He also added that for ensuring the same amount of passengers ferried over the distance covered by CNG buses now, the government would need 25% extra electric buses than the total number of existing CNG buses in operation now to compensate for the comparatively lower productivity of the e-buses that need charging during the productive period of the day.
To simplify, Bhat says if we want to replace 100 CNG buses, we will need 125 e-buses to ensure the same amount of services to passengers and performance of existing buses.
Currently though, note experts, there isn’t an ideal solution to avoid the challenge of time spent on charging.
“In India the government is also trying to boost the infrastructure of battery-swapping as an alternative to electric charging to reduce loss of timing spent in charging but in case of buses even the battery swapping is time consuming and complex and it would require multiple small power batteries to be replaced. It was also tried in some places and proved to be a futile experiment. Now the Union government is also planning to experiment with a dedicated electric corridor for e-buses where overhead electric wires could be tried to reduce dependency on batteries and charging,” said Sanyog Tiwari, founder of EV Urjaa, a battery swapping company.
He however claimed that e-buses would definitely bring down the operational and maintenance costs and prove economical for the states too.
In Delhi, the buses are run under the Gross Cost Contract (GCC) Model where the Delhi government does not purchase the e-buses but pays the private service provider for hiring their services and the service providers take care of the maintenance, repair, charging the buses and the staff like driver, cleaner, conductors and others needed to handle the same.
Under this system, the government makes contracts with the private players for certain years and pays them on the basis of per kilometer for their services.
Convergence Energy Services Limited (CESL) is a unit of the Ministry of Power. Under the Convergence Energy Services Limited (CESL) Challenge tender, Delhi is set to get a total of 1500 e-buses for which orders have been placed by the government and the supply is slated to start from December this year onwards.

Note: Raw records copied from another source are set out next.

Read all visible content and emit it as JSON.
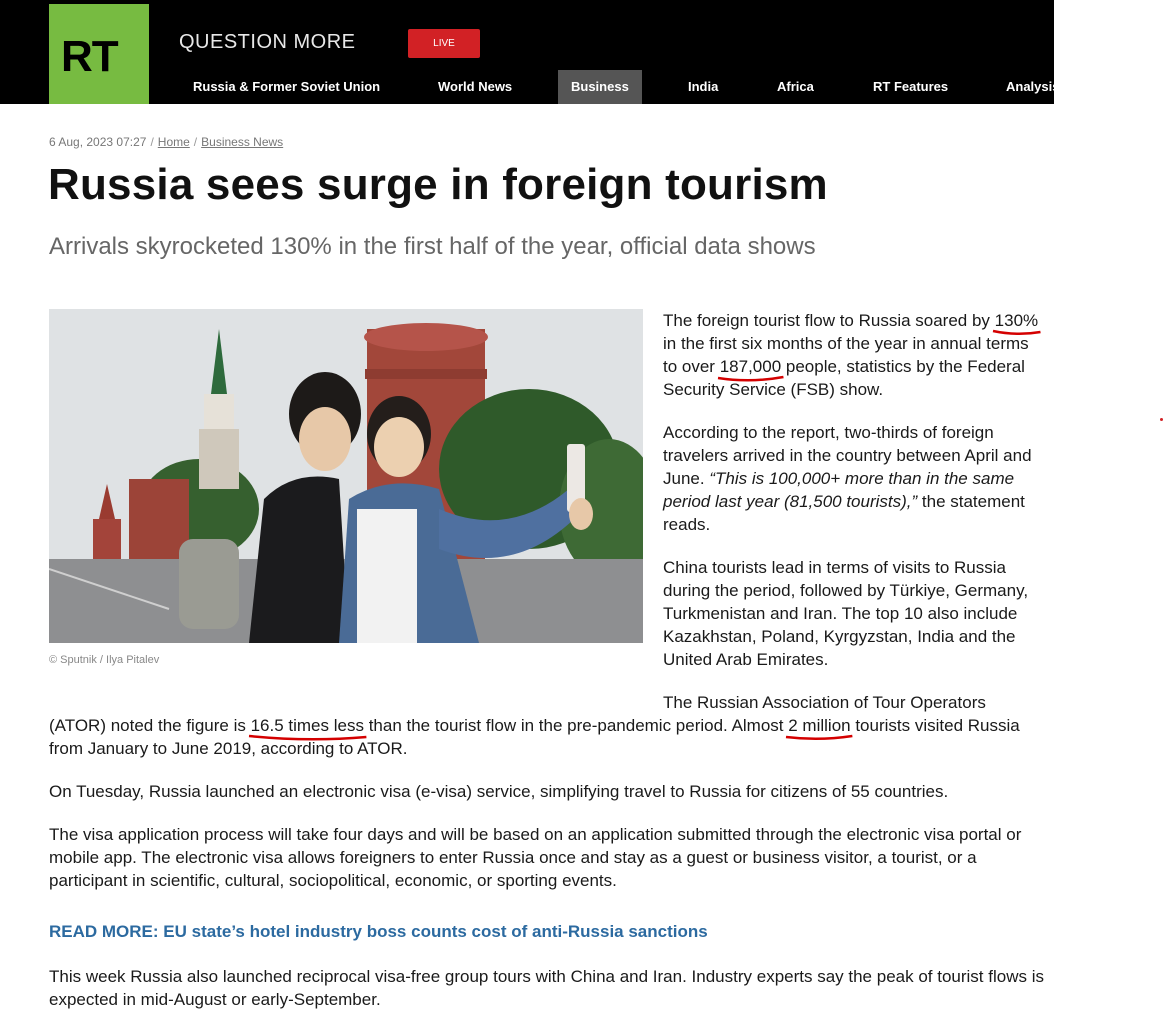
{
  "header": {
    "logo": "RT",
    "slogan": "QUESTION MORE",
    "live_label": "LIVE",
    "nav": [
      {
        "label": "Russia & Former Soviet Union",
        "active": false
      },
      {
        "label": "World News",
        "active": false
      },
      {
        "label": "Business",
        "active": true
      },
      {
        "label": "India",
        "active": false
      },
      {
        "label": "Africa",
        "active": false
      },
      {
        "label": "RT Features",
        "active": false
      },
      {
        "label": "Analysis",
        "active": false
      }
    ]
  },
  "breadcrumb": {
    "date": "6 Aug, 2023 07:27",
    "home": "Home",
    "section": "Business News"
  },
  "article": {
    "title": "Russia sees surge in foreign tourism",
    "subtitle": "Arrivals skyrocketed 130% in the first half of the year, official data shows",
    "photo_caption": "© Sputnik / Ilya Pitalev",
    "p1": {
      "a": "The foreign tourist flow to Russia soared by ",
      "u1": "130% ",
      "b": "in the first six months of the year in annual terms to over ",
      "u2": "187,000",
      "c": " people, statistics by the Federal Security Service (FSB) show."
    },
    "p2": {
      "a": "According to the report, two-thirds of foreign travelers arrived in the country between April and June. ",
      "quote": "“This is 100,000+ more than in the same period last year (81,500 tourists),”",
      "b": " the statement reads."
    },
    "p3": "China tourists lead in terms of visits to Russia during the period, followed by Türkiye, Germany, Turkmenistan and Iran. The top 10 also include Kazakhstan, Poland, Kyrgyzstan, India and the United Arab Emirates.",
    "p4": {
      "line1": "The Russian Association of Tour Operators",
      "a": "(ATOR) noted the figure is ",
      "u1": "16.5 times less",
      "b": " than the tourist flow in the pre-pandemic period. Almost ",
      "u2": "2 million",
      "c": " tourists visited Russia from January to June 2019, according to ATOR."
    },
    "p5": "On Tuesday, Russia launched an electronic visa (e-visa) service, simplifying travel to Russia for citizens of 55 countries.",
    "p6": "The visa application process will take four days and will be based on an application submitted through the electronic visa portal or mobile app. The electronic visa allows foreigners to enter Russia once and stay as a guest or business visitor, a tourist, or a participant in scientific, cultural, sociopolitical, economic, or sporting events.",
    "read_more": {
      "label": "READ MORE",
      "colon": ": ",
      "title": "EU state’s hotel industry boss counts cost of anti-Russia sanctions"
    },
    "p7": "This week Russia also launched reciprocal visa-free group tours with China and Iran. Industry experts say the peak of tourist flows is expected in mid-August or early-September."
  },
  "colors": {
    "brand_green": "#77bb41",
    "live_red": "#d22125",
    "link_blue": "#2c6aa0",
    "underline_red": "#d40000"
  }
}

Incentives under the FAME-II scheme of the Union government and incentives from the Delhi government also aim to give support to the e-bus ecosystem.
Promit Mookherjee, a researcher at Observer Research Foundation (ORF) told Mongabay-India about the several challenges that are likely to come in the way of transition of public buses in Delhi from CNG to electric.
“We need dedicated manpower for the maintenance of e-buses to make it a successful model. We have seen cases of fires in e-bikes earlier. The same case with e-buses could be disastrous. So, there is a need to have dedicated manpower and agencies to ensure its maintenance and keep them ready for any emergency situation to deal with. Unlike other conventional buses, here the batteries of e-buses are produced by another company and buses by others, so its maintenance and repair remain a challenge,” he said
He also claimed that a large chunk of the buses in Delhi are owned by private bodies and thus special hand-holding support is needed by the government to help them.
“If the real intention is to reduce emissions and encourage the public to use buses instead of private vehicles, the government needs to also ensure the electrification of private buses too. Let’s do it on a pilot basis like helping in electrifying all the school buses to ensure the kids who use it daily are not exposed to harmful emissions from polluting vehicles.”Promit Mookherjee, Researcher, Observer Research Foundation (ORF)
(This copy was originally published at Mongabay. It has been re-published here with permission.)